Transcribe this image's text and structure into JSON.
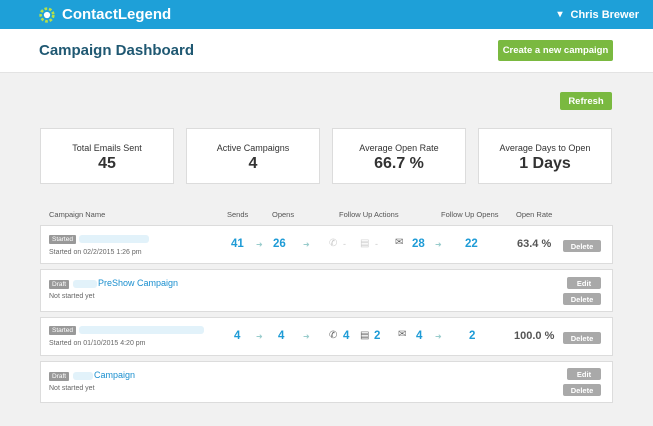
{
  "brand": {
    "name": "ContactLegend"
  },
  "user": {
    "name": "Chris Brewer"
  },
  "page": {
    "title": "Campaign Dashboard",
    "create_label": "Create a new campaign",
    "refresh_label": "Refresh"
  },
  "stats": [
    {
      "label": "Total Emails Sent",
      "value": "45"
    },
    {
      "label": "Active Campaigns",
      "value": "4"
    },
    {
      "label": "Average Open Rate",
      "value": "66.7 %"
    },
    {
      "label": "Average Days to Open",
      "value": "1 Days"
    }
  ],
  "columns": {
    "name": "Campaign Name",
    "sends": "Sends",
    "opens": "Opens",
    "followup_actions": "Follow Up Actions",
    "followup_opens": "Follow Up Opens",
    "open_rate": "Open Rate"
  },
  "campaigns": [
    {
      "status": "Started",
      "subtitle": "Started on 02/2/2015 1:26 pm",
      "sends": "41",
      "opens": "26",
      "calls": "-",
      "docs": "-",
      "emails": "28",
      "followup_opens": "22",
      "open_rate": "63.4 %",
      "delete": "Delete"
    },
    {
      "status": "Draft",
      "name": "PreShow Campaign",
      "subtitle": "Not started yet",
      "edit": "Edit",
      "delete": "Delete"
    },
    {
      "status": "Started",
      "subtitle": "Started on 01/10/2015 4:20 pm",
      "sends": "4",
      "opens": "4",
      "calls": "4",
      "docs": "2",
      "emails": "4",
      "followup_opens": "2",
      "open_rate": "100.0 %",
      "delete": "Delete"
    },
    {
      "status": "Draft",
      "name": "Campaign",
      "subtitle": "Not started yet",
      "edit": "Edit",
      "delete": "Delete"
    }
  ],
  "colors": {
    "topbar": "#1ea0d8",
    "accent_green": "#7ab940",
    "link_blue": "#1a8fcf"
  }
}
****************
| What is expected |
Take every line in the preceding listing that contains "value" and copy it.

| Result for this task |
      "value": "45"
      "value": "4"
      "value": "66.7 %"
      "value": "1 Days"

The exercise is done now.